For a couple of years there, big time lady rappers really wanted you to use condoms
This week, in anticpation of the upcoming WAM Prom on Friday, I’ll be blogging some thoughts on music and culture by the way of our mash-up theme of hip-hop and disco.
Those of us who lived through the early 90s can attest that it was a time when there was a sudden surge of pop culture interest in HIV and getting out the message about safe sex. MTV started talking about condoms, and having special addressing condom use. Fox, believe it or not, started airing condom ads in 1991. The first major movie about AIDS, the treacly “Philadelphia”, came out in 1993, the same year that a cast member of “The Real World” came out as both gay and infected with HIV. And, the two biggest female hip-hop acts in the country made raising awareness about condoms part of their act.
First you had TLC, who tried to normalize condoms in a sly way, by having Left-Eye Lopez wear one as an eye patch.
And Salt’n’Pepa took on discussions about safe sex on in a big way, both in their hit song “Let’s Talk About Sex” and revised versions that put even more emphasis on the issue of preventing HIV transmission.
Why was there a sudden interest in having even more frank discussion about HIV and AIDS in the early 90s? I think it was a couple of things. Part of it was that it was an era of shaking off the Reagan years, and all the prudery and conservative nonsense that came with the so-called Reagan revolution. But another part of it was that AIDS really stopped being the “gay disease” in the early 90s.
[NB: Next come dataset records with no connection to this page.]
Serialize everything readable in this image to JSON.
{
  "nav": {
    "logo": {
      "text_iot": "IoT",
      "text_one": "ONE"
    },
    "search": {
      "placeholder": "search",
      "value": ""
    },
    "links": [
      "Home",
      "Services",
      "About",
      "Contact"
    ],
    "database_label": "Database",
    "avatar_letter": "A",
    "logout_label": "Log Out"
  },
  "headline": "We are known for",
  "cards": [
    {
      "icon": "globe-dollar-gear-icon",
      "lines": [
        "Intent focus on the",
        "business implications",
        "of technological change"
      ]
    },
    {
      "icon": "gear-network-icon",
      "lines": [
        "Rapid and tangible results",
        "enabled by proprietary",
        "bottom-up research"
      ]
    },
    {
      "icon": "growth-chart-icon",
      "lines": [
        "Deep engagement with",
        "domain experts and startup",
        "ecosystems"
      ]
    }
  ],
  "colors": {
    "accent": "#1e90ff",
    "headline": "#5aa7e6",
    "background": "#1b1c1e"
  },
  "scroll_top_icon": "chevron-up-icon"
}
HIV incidence among women increased gradually until the late 1980s, declined during the early 1990s, and has remained relatively stable since, at approximately a quarter of new infections (23% in 2009).
The realization that women were getting HIV in the late 80s really, I think, made it clear that straight people needed to be educated on protecting themselves. It’s a shame that it took HIV growing into the straight community to get this much attention paid to it, of course, but to be expected considering how much more acceptable homophobia was back then. That women were getting it, too, is why I think it was female rappers specifically felt pressure to address the situation. I’m just speculating here, but I suspect that these women, being, you know, straight women, knew very well how hard it can be for a woman to bring up the topic of safe sex with a man she’s having sex with, and they did a really great thing in trying to make condoms and the discussion of them seem less scary.
What I want to point out is that TLC and Salt’n’Pepa framed portrayals and discussion of safe sex within a larger context of talking about pleasure. Their songs are fun and light-hearted and put a particular emphasis on women as sexual subjects, who have sex for their own reasons and not just because men expect them to. This is in contrast with far too many safe sex messages, which are medicalized and don’t talk about power or pleasure. Many safe sex messages assume that the biggest barrier to condom use is knowledge, but actually, a lot of people who don’t use condoms really know that they should, and so repeating messages about the efficacy of condoms doesn’t do much to improve usage. But if you can associate condoms with having fun, and if you can portray women taking charge of their sex lives in a positive light, you’re going to do a whole lot better.
What’s disappointing is that this trend of women putting out songs portraying women as fun-loving, empowered, sexy women who take care of their own health seems to have been just a blip on the radar. Good luck finding that many women doing anything like TLC or Salt’n’Pepa were doing in the early 90s in hip-hop, dance, or rock music, at least anything that’s topping the charts like these groups were easy to do. Why it went away so fast is something of a mystery to me, even still.
By the way, Marc has released another mash-up from the set he’ll be playing on Friday night at WAM Prom. It’s two female acts from completely different eras from the one described above, but both with their own strengths.